◆ **DIRECTIONS**
Pick out the lines below that contain the string "Entry" and copy them all.

◆ **SUPPLIED RECORDS**
——————————

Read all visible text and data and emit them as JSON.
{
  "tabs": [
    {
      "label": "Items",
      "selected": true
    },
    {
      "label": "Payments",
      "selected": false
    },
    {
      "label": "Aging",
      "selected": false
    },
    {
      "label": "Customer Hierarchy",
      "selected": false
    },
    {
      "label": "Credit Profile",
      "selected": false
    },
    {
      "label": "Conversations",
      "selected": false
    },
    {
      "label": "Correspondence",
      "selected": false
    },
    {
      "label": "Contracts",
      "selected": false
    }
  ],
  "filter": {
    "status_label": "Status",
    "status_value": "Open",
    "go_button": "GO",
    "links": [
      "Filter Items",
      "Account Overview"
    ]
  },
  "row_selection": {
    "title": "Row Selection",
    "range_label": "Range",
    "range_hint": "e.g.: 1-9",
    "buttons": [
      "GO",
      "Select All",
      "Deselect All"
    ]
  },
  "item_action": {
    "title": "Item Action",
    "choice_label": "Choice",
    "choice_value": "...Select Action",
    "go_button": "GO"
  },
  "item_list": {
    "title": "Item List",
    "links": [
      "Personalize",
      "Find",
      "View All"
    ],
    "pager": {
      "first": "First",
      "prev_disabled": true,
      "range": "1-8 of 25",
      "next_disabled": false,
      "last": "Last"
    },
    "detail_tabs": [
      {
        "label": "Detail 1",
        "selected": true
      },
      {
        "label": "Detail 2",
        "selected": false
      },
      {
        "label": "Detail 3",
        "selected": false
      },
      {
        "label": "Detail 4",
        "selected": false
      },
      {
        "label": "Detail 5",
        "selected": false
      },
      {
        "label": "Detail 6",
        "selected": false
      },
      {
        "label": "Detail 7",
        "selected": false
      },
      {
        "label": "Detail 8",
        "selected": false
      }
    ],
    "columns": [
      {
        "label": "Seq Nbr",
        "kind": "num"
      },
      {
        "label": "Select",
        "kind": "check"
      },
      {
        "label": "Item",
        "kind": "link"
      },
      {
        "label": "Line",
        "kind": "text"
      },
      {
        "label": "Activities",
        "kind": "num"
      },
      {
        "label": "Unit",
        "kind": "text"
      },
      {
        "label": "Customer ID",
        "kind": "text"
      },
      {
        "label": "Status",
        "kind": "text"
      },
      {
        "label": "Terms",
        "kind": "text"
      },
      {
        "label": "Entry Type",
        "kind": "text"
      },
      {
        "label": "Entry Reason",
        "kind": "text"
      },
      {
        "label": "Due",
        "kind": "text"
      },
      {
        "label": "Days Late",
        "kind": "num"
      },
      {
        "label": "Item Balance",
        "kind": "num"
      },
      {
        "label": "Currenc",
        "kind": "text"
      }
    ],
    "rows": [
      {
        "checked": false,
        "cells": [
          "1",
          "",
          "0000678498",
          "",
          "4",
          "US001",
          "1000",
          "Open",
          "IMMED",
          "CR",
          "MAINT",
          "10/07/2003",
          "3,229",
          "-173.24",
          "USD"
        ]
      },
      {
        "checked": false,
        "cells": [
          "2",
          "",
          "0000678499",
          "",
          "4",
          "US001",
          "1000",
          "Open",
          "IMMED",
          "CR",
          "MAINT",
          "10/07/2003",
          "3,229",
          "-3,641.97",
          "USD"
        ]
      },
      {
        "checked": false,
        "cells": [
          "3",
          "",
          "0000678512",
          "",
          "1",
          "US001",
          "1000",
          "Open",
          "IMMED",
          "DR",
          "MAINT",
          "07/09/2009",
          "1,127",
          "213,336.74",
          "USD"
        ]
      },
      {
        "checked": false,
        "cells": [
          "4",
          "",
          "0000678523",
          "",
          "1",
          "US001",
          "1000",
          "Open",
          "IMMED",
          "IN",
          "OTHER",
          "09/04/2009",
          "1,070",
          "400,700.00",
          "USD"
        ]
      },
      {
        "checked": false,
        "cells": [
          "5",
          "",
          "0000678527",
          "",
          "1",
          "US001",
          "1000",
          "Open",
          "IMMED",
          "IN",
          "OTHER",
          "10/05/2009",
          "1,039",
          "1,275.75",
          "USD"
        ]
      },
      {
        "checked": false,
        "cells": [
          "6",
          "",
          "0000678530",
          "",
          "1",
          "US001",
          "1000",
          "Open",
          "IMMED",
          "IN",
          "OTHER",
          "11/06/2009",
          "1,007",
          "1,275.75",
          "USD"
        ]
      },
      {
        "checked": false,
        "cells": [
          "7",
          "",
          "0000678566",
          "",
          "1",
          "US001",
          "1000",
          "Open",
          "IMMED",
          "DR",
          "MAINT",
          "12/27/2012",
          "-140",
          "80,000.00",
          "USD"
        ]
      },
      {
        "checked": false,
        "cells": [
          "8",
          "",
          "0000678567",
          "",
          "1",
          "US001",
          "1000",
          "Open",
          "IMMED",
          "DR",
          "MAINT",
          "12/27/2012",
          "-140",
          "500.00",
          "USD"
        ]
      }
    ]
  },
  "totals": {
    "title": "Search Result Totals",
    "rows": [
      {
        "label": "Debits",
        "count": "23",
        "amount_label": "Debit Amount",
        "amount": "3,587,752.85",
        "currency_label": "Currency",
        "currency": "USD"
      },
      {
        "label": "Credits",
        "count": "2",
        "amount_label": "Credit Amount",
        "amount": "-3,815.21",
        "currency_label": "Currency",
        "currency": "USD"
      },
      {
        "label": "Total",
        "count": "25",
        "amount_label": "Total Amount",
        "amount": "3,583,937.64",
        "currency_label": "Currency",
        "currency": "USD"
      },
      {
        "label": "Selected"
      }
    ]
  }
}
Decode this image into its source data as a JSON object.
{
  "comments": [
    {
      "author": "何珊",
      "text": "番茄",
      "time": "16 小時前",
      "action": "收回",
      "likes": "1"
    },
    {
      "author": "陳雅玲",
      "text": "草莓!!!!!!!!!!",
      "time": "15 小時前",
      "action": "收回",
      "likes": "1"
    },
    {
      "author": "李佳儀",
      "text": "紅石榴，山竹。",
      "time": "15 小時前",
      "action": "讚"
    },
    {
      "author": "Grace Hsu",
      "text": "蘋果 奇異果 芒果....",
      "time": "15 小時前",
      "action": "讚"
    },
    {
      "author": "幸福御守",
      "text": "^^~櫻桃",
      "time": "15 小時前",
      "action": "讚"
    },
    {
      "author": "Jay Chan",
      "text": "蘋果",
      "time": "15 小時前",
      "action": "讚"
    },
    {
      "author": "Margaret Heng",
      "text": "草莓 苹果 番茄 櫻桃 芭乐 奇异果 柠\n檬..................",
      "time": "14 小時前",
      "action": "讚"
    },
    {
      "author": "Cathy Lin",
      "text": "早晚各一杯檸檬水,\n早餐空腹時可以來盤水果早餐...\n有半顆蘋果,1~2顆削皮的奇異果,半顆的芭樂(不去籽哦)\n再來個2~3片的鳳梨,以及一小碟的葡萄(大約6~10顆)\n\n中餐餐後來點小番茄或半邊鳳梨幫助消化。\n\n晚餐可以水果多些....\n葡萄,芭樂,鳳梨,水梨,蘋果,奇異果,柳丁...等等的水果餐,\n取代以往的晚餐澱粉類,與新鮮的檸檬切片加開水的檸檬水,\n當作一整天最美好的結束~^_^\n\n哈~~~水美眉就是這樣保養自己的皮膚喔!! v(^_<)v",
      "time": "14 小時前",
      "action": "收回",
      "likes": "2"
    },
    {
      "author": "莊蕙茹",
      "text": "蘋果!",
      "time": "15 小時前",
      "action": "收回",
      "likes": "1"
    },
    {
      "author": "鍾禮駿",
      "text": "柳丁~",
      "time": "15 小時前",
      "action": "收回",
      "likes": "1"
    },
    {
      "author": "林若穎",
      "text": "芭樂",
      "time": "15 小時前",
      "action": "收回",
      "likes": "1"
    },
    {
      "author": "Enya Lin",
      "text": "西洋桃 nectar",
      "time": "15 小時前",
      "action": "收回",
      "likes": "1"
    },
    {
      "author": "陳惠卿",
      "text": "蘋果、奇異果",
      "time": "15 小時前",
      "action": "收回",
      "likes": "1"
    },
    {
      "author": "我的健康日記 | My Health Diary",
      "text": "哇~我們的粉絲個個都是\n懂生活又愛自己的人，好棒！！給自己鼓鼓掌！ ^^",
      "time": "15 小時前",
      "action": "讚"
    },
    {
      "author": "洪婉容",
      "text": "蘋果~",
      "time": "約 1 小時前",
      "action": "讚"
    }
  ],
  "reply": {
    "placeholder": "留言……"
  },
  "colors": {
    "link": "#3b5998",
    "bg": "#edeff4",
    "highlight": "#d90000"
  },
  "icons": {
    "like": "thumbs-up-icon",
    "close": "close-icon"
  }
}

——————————

◆ **RESULT BELOW**
        "label": "Entry Type",
        "label": "Entry Reason",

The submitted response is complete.